WORK TASK
All of the entries below are to be copied word for word.
********
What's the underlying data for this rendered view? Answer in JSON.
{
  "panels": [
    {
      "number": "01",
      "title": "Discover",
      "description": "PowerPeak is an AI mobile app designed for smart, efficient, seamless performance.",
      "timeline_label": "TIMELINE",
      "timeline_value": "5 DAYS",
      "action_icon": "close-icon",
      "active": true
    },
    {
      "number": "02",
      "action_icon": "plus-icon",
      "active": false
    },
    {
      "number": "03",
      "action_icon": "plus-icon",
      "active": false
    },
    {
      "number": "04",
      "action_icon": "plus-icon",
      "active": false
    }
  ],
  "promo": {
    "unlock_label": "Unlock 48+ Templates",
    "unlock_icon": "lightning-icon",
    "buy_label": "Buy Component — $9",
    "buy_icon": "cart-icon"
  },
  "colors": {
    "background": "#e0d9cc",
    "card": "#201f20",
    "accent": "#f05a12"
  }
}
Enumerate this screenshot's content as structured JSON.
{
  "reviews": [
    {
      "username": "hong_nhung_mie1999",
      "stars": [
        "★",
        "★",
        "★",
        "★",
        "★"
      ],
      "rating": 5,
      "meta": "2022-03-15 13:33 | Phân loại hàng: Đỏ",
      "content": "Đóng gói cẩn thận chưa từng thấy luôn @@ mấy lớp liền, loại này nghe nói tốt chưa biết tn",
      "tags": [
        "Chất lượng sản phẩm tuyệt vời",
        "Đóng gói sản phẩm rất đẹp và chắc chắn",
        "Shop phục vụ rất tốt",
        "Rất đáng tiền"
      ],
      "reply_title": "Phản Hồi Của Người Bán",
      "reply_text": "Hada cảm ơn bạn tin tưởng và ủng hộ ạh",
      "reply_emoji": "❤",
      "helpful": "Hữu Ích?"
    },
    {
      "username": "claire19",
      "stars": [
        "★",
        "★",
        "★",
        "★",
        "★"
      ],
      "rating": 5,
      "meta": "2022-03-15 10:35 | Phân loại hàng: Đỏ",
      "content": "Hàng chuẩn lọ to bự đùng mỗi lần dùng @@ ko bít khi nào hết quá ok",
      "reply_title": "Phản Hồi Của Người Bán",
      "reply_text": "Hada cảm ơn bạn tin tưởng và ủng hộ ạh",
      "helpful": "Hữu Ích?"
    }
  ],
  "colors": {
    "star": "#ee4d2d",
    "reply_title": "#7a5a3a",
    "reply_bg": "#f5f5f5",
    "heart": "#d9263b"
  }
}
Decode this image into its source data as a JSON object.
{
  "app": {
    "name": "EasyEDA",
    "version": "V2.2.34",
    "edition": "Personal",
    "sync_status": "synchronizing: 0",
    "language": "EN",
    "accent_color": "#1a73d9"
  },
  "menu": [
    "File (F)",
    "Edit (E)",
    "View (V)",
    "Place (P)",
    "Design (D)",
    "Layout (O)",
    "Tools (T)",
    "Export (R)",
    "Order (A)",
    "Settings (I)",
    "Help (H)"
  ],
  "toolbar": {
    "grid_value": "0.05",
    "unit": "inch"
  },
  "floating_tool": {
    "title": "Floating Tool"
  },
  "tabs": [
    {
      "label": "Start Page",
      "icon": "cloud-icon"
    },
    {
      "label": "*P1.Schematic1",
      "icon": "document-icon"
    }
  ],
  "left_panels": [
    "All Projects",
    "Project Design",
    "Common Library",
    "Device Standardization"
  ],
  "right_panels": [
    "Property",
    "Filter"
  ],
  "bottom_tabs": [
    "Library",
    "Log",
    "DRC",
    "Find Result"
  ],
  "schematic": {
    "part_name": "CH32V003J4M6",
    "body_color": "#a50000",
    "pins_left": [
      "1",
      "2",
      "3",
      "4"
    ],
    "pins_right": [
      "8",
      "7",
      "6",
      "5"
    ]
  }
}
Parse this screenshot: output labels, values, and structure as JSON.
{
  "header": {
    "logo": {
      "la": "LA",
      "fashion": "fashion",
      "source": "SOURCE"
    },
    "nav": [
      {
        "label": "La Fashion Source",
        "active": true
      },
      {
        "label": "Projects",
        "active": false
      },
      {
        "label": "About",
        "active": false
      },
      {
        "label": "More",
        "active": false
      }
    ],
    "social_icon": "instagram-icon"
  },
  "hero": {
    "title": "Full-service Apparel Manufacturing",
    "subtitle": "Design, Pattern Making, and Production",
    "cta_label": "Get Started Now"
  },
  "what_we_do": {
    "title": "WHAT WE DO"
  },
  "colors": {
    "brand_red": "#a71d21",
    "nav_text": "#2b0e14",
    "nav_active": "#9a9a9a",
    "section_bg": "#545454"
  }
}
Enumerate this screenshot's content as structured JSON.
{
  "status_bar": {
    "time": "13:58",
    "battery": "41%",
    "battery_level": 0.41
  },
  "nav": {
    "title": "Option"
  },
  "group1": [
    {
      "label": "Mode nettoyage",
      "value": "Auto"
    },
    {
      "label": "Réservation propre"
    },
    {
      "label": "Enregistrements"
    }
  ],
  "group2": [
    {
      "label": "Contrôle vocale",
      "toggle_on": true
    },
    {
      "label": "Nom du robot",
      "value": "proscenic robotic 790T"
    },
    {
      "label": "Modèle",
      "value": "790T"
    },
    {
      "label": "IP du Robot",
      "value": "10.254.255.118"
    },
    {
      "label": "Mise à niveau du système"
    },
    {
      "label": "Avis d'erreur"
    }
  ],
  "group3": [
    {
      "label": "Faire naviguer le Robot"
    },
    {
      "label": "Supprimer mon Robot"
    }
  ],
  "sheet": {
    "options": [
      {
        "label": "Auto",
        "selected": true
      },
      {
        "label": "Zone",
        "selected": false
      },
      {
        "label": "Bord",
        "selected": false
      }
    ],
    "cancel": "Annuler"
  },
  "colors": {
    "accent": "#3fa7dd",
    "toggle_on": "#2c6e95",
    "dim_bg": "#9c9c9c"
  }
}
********
EXERCISE RESPONSE
What's the underlying data for this rendered view? Answer in JSON.
{
  "panels": [
    {
      "number": "01",
      "title": "Discover",
      "description": "PowerPeak is an AI mobile app designed for smart, efficient, seamless performance.",
      "timeline_label": "TIMELINE",
      "timeline_value": "5 DAYS",
      "action_icon": "close-icon",
      "active": true
    },
    {
      "number": "02",
      "action_icon": "plus-icon",
      "active": false
    },
    {
      "number": "03",
      "action_icon": "plus-icon",
      "active": false
    },
    {
      "number": "04",
      "action_icon": "plus-icon",
      "active": false
    }
  ],
  "promo": {
    "unlock_label": "Unlock 48+ Templates",
    "unlock_icon": "lightning-icon",
    "buy_label": "Buy Component — $9",
    "buy_icon": "cart-icon"
  },
  "colors": {
    "background": "#e0d9cc",
    "card": "#201f20",
    "accent": "#f05a12"
  }
}
Enumerate this screenshot's content as structured JSON.
{
  "reviews": [
    {
      "username": "hong_nhung_mie1999",
      "stars": [
        "★",
        "★",
        "★",
        "★",
        "★"
      ],
      "rating": 5,
      "meta": "2022-03-15 13:33 | Phân loại hàng: Đỏ",
      "content": "Đóng gói cẩn thận chưa từng thấy luôn @@ mấy lớp liền, loại này nghe nói tốt chưa biết tn",
      "tags": [
        "Chất lượng sản phẩm tuyệt vời",
        "Đóng gói sản phẩm rất đẹp và chắc chắn",
        "Shop phục vụ rất tốt",
        "Rất đáng tiền"
      ],
      "reply_title": "Phản Hồi Của Người Bán",
      "reply_text": "Hada cảm ơn bạn tin tưởng và ủng hộ ạh",
      "reply_emoji": "❤",
      "helpful": "Hữu Ích?"
    },
    {
      "username": "claire19",
      "stars": [
        "★",
        "★",
        "★",
        "★",
        "★"
      ],
      "rating": 5,
      "meta": "2022-03-15 10:35 | Phân loại hàng: Đỏ",
      "content": "Hàng chuẩn lọ to bự đùng mỗi lần dùng @@ ko bít khi nào hết quá ok",
      "reply_title": "Phản Hồi Của Người Bán",
      "reply_text": "Hada cảm ơn bạn tin tưởng và ủng hộ ạh",
      "helpful": "Hữu Ích?"
    }
  ],
  "colors": {
    "star": "#ee4d2d",
    "reply_title": "#7a5a3a",
    "reply_bg": "#f5f5f5",
    "heart": "#d9263b"
  }
}
Decode this image into its source data as a JSON object.
{
  "app": {
    "name": "EasyEDA",
    "version": "V2.2.34",
    "edition": "Personal",
    "sync_status": "synchronizing: 0",
    "language": "EN",
    "accent_color": "#1a73d9"
  },
  "menu": [
    "File (F)",
    "Edit (E)",
    "View (V)",
    "Place (P)",
    "Design (D)",
    "Layout (O)",
    "Tools (T)",
    "Export (R)",
    "Order (A)",
    "Settings (I)",
    "Help (H)"
  ],
  "toolbar": {
    "grid_value": "0.05",
    "unit": "inch"
  },
  "floating_tool": {
    "title": "Floating Tool"
  },
  "tabs": [
    {
      "label": "Start Page",
      "icon": "cloud-icon"
    },
    {
      "label": "*P1.Schematic1",
      "icon": "document-icon"
    }
  ],
  "left_panels": [
    "All Projects",
    "Project Design",
    "Common Library",
    "Device Standardization"
  ],
  "right_panels": [
    "Property",
    "Filter"
  ],
  "bottom_tabs": [
    "Library",
    "Log",
    "DRC",
    "Find Result"
  ],
  "schematic": {
    "part_name": "CH32V003J4M6",
    "body_color": "#a50000",
    "pins_left": [
      "1",
      "2",
      "3",
      "4"
    ],
    "pins_right": [
      "8",
      "7",
      "6",
      "5"
    ]
  }
}
Parse this screenshot: output labels, values, and structure as JSON.
{
  "header": {
    "logo": {
      "la": "LA",
      "fashion": "fashion",
      "source": "SOURCE"
    },
    "nav": [
      {
        "label": "La Fashion Source",
        "active": true
      },
      {
        "label": "Projects",
        "active": false
      },
      {
        "label": "About",
        "active": false
      },
      {
        "label": "More",
        "active": false
      }
    ],
    "social_icon": "instagram-icon"
  },
  "hero": {
    "title": "Full-service Apparel Manufacturing",
    "subtitle": "Design, Pattern Making, and Production",
    "cta_label": "Get Started Now"
  },
  "what_we_do": {
    "title": "WHAT WE DO"
  },
  "colors": {
    "brand_red": "#a71d21",
    "nav_text": "#2b0e14",
    "nav_active": "#9a9a9a",
    "section_bg": "#545454"
  }
}
Enumerate this screenshot's content as structured JSON.
{
  "status_bar": {
    "time": "13:58",
    "battery": "41%",
    "battery_level": 0.41
  },
  "nav": {
    "title": "Option"
  },
  "group1": [
    {
      "label": "Mode nettoyage",
      "value": "Auto"
    },
    {
      "label": "Réservation propre"
    },
    {
      "label": "Enregistrements"
    }
  ],
  "group2": [
    {
      "label": "Contrôle vocale",
      "toggle_on": true
    },
    {
      "label": "Nom du robot",
      "value": "proscenic robotic 790T"
    },
    {
      "label": "Modèle",
      "value": "790T"
    },
    {
      "label": "IP du Robot",
      "value": "10.254.255.118"
    },
    {
      "label": "Mise à niveau du système"
    },
    {
      "label": "Avis d'erreur"
    }
  ],
  "group3": [
    {
      "label": "Faire naviguer le Robot"
    },
    {
      "label": "Supprimer mon Robot"
    }
  ],
  "sheet": {
    "options": [
      {
        "label": "Auto",
        "selected": true
      },
      {
        "label": "Zone",
        "selected": false
      },
      {
        "label": "Bord",
        "selected": false
      }
    ],
    "cancel": "Annuler"
  },
  "colors": {
    "accent": "#3fa7dd",
    "toggle_on": "#2c6e95",
    "dim_bg": "#9c9c9c"
  }
}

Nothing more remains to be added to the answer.